A building can be more than just a structure that stands permanently in once place – the case for Mott Academic Center, the 50-year-old heart of The University of Olivet learning and development. Nearly every student’s educational journey includes Mott at the core, but more importantly, the relationships and memories that were created within. The building is named for Charles Stewart Mott, an engineer and entrepreneur, but also a philanthropist and public servant. Like the founders of The University of Olivet, Charles Mott was forward thinking and dedicated to helping others be more and do good.

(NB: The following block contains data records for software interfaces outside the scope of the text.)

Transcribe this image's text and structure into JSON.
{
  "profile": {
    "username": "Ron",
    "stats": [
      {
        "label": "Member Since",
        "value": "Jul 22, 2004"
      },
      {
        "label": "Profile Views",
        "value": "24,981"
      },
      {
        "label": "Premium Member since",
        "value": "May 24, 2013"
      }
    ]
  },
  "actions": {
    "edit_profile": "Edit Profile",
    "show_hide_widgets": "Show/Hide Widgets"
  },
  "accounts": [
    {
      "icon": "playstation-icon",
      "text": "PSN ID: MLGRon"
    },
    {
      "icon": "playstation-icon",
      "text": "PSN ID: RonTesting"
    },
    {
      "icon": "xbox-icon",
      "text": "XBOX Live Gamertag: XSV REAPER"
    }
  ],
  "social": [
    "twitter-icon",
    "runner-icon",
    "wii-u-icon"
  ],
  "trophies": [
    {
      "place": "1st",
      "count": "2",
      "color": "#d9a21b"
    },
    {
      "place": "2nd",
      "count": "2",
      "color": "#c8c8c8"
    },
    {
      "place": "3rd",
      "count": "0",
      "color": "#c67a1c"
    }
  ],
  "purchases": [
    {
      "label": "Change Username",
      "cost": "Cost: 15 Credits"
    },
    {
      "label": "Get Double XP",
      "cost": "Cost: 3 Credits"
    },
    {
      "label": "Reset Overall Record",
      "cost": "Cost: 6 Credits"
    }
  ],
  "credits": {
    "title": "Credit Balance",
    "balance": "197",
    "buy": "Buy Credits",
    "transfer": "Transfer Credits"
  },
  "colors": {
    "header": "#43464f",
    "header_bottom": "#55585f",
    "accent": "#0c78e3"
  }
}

In the spring issue of Shipherd’s Record, a special collection of stories shared more about Mott Academic Center’s past and future in “If These Walls Could Talk.” Mott has not stood still. It is alive, and it’s moving toward the next 50 years. This piece was written by Joan (Peterson) Littman ’67. She shares her experience as a student at The University of Olivet during the demolition of Mather Hall and the construction of Mott Academic Center. Read the full magazine online now.

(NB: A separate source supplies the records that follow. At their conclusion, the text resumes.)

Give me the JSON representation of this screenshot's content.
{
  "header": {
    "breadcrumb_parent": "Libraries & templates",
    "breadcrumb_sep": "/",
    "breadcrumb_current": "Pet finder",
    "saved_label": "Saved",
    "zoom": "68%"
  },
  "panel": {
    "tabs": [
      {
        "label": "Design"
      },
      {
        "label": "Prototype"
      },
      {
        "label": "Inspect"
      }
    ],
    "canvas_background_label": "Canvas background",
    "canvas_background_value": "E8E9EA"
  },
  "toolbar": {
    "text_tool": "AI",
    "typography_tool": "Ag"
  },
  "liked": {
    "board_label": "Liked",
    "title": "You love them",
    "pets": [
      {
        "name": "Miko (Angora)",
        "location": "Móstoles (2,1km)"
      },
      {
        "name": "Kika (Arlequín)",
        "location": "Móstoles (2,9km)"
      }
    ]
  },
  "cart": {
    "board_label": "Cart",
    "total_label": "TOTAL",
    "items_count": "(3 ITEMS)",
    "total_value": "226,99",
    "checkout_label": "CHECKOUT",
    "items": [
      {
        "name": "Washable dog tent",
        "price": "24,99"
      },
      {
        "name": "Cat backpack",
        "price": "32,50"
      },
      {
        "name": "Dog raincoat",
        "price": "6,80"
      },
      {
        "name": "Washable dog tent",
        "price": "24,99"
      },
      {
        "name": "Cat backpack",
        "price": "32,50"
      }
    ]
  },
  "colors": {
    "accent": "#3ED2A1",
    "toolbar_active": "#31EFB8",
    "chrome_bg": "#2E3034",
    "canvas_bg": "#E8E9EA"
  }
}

I had my very first Olivet class in Mather Hall – September 1963 – Theatrical Production with Theatre Director Bill Beard – front north lecture hall. I entered as high school graduate and left as “Miss Peterson,” Olivet freshman.
Before entering the room, which was wrapped on two sides by huge double hung windows that carried the wavy imperfections of very old glass and sported real “blackboards” made of actual slate, I experienced the “Mather smell” – the seemingly ever-present combination of sulfur, formaldehyde, dust, and old wood, which emanated from the full complement of ongoing science classes. I had also passed the glass display cases containing a rather impressive collection of dusty scientific specimens.

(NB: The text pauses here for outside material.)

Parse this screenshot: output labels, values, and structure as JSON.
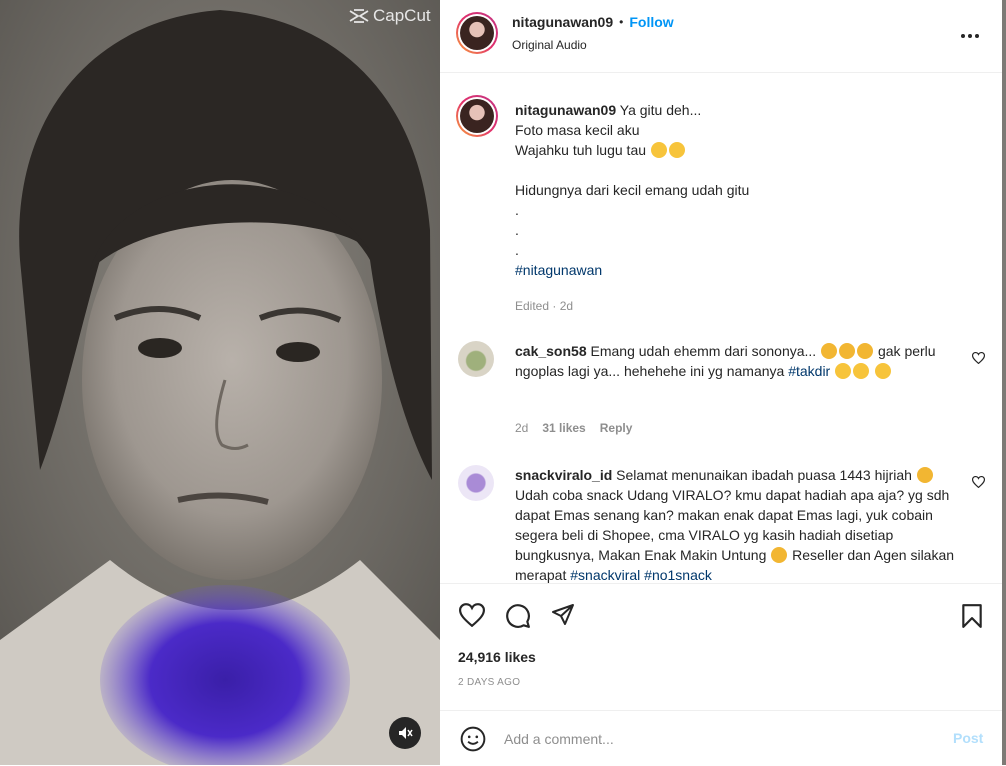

When asked to give some impressions of the Mather/ Mott site, I was amazed at the specific detail tucked away deeply in my memory. Seeing the building razed seemed like a real historical as well as emotional loss. The scramble for adequate class space was a pain and looking back after 48 years as a teacher, it must have been a real struggle for Drs. Gruen, Fleming, and Speare to provide adequate lab experiences.
It is the responsibility of educational institutions to provide current experiences, research methods, and best instructional practices for their students. I believe Olivet has always endeavored to do that. The decision to disrupt class time with the major renovations and seek committed donors who believe in the astounding lifelong relationships and successful futures that go forth from this relatively tiny place isn’t easy.
I’m sure I am joined by thousands of alums as I say thank you to all individuals and philanthropic institutions – especially the Mott Foundation – for their solid belief in quality educational experiences.